START Data to process

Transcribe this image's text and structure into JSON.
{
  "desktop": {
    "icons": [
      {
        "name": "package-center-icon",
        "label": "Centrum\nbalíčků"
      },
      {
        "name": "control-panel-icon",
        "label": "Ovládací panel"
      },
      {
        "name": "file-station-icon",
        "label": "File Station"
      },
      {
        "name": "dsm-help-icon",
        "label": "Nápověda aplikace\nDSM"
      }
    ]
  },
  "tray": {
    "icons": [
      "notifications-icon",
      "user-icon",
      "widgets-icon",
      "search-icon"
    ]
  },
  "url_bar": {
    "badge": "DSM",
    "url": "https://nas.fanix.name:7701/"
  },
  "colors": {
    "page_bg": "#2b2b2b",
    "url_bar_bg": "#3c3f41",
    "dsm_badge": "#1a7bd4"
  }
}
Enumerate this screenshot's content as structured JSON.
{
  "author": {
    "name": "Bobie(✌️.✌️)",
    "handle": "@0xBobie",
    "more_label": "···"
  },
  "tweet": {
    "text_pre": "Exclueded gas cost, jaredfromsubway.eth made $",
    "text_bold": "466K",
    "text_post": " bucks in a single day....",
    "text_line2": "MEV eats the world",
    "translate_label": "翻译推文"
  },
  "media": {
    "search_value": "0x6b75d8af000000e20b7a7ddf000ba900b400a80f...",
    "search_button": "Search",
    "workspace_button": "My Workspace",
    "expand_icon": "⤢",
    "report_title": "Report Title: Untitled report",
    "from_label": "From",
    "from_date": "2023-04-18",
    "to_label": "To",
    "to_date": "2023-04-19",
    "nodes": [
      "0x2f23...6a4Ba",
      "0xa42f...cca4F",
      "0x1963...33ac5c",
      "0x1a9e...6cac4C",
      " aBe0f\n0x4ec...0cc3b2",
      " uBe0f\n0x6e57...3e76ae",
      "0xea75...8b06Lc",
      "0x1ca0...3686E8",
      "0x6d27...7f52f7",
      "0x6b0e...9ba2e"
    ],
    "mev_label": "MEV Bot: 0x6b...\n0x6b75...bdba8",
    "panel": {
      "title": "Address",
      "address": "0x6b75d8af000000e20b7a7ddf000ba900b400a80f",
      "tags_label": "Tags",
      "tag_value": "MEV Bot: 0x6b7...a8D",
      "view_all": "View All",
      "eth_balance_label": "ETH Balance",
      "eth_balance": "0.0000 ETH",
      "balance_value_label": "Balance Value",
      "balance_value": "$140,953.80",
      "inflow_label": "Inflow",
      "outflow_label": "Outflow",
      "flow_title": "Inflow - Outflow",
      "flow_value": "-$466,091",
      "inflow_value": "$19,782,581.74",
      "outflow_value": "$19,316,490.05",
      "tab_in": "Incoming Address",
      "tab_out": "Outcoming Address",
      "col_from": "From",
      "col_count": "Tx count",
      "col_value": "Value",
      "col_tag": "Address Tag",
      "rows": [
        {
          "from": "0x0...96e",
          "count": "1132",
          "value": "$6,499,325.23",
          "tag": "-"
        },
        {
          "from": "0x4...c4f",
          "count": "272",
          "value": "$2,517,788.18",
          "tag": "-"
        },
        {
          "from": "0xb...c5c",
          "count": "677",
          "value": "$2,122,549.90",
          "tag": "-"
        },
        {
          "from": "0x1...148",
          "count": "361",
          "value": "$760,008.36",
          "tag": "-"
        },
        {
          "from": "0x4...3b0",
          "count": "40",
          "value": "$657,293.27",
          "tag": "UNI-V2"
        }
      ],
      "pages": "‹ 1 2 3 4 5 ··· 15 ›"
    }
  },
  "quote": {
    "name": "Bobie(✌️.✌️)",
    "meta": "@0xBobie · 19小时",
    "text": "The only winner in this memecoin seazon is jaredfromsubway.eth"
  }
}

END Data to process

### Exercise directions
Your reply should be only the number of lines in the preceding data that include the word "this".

### Written response
3